October 15, 2013
Caitlin Heffley, fourth year Clinical Nutrition student at UC Davis and writer of the Healthy Aggies blog, dispels two common myths concerning the health implications of a vegetarian diet.
“It is impossible to get enough protein on a vegetarian diet”
- Not only is it possible to get enough protein from plant sources, but also there are other nutritional benefits, including a greater intake of fiber, potassium, immune system-boosting phytonutrients and a lower intake of saturated fat and cholesterol.
- There are some plant-based proteins that are not as easily digested as animal proteins. Animal proteins are also denser with protein when compared to many plant-based proteins. Therefore, vegetarians should incorporate more plant-based proteins into their diet than meat-eaters. The RDA is .36 grams of protein per pound of body weight daily. Vegetarians should aim for .41 grams per pound.
- Healthy plant-based sources of protein include legumes, soy products, whole grains, and nuts. Legumes, such as black beans and lentils, are excellent sources of fiber, vitamins and minerals and are low in fat.
- Soy products, such as tofu or tempeh, are some of the most versatile vegetarian protein sources. Tofu can be incorporated into soups or stir-frys, and tempeh can be marinated or grilled to be included in salad or sandwiches.
"You must eat dairy products to build strong bones”
- The key nutrients for bone health are calcium, vitamin D, and protein. While these nutrients are present in dairy such as cow’s milk, they also exist in many plant-based foods.
- Some studies show that the ratio of dietary calcium to protein is a better predictor of bone health than calcium intake alone.
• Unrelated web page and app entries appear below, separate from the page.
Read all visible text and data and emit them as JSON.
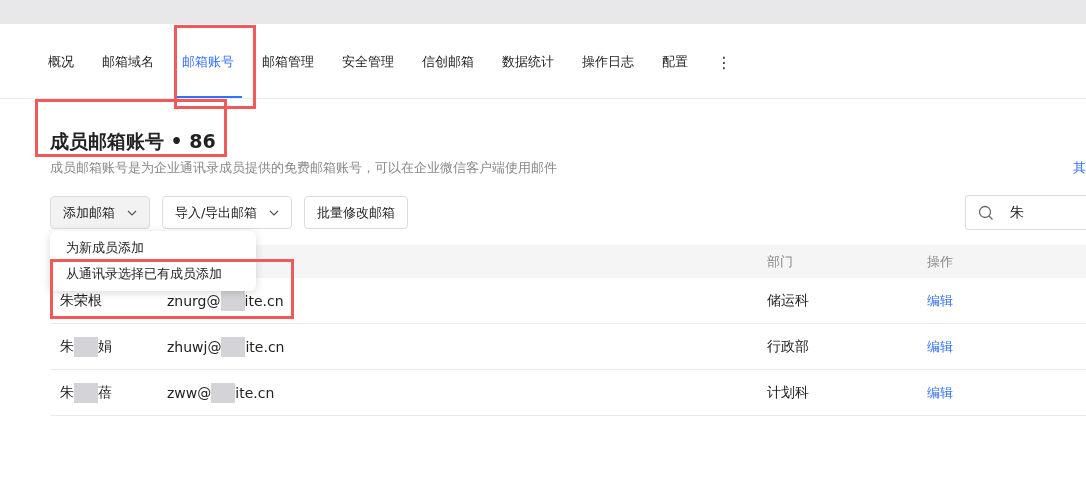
{
  "tabs": [
    {
      "label": "概况",
      "selected": false
    },
    {
      "label": "邮箱域名",
      "selected": false
    },
    {
      "label": "邮箱账号",
      "selected": true
    },
    {
      "label": "邮箱管理",
      "selected": false
    },
    {
      "label": "安全管理",
      "selected": false
    },
    {
      "label": "信创邮箱",
      "selected": false
    },
    {
      "label": "数据统计",
      "selected": false
    },
    {
      "label": "操作日志",
      "selected": false
    },
    {
      "label": "配置",
      "selected": false
    }
  ],
  "more_icon": "⋮",
  "title": "成员邮箱账号 • 86",
  "subtitle": "成员邮箱账号是为企业通讯录成员提供的免费邮箱账号，可以在企业微信客户端使用邮件",
  "side_link": "其",
  "toolbar": [
    {
      "label": "添加邮箱",
      "dropdown": true,
      "expanded": true
    },
    {
      "label": "导入/导出邮箱",
      "dropdown": true,
      "expanded": false
    },
    {
      "label": "批量修改邮箱",
      "dropdown": false,
      "expanded": false
    }
  ],
  "dropdown_menu": [
    "为新成员添加",
    "从通讯录选择已有成员添加"
  ],
  "search": {
    "value": "朱"
  },
  "table": {
    "columns": [
      "部门",
      "操作"
    ],
    "rows": [
      {
        "name_start": "朱荣根",
        "name_end": "",
        "email_start": "znurg@",
        "email_end": "ite.cn",
        "department": "储运科",
        "action": "编辑"
      },
      {
        "name_start": "朱",
        "name_end": "娟",
        "email_start": "zhuwj@",
        "email_end": "ite.cn",
        "department": "行政部",
        "action": "编辑"
      },
      {
        "name_start": "朱",
        "name_end": "蓓",
        "email_start": "zww@",
        "email_end": "ite.cn",
        "department": "计划科",
        "action": "编辑"
      }
    ]
  }
}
Vegetarians should try to consume a variety of nutrient-dense foods such kale (1 cup = 179 mg calcium), tofu (4 oz = 11 g protein, 200-300 mg calcium), and soymilk (1 cup = 7g protein, 200-300 mg calcium).
- While spinach and rhubarb are good sources of calcium, they are also high in oxalates, which decrease calcium absorption in the body. Therefore it is advisable to favor other green vegetables more often.
- Vegetarians may find it is easier to meet the 1000 mg daily requirement for calcium needs if calcium-fortified foods or dietary supplements are utilized.
- Calcium absorption can be maximized by pairing calcium-rich foods with foods containing vitamin C.
Have you heard any other nutrition myths that you would like us to address? Let us know in the comments section below.
Latest Posts Subscribe to the SPE RSS feed
May 20, 2018 by Jessica Lin, Dietetic Intern
Dietetic Intern Jessica Lin got creative with ramps, the hyper-seasonal sign of spring!
April 20, 2018 by Allison Aaron, Sr. Culinary Nutritionist
Do you really know what's in your protein powder? Allison discusses a recent report that examined contamination in this dietary supplement and discusses whether protein powders are a necessary addition to our diets.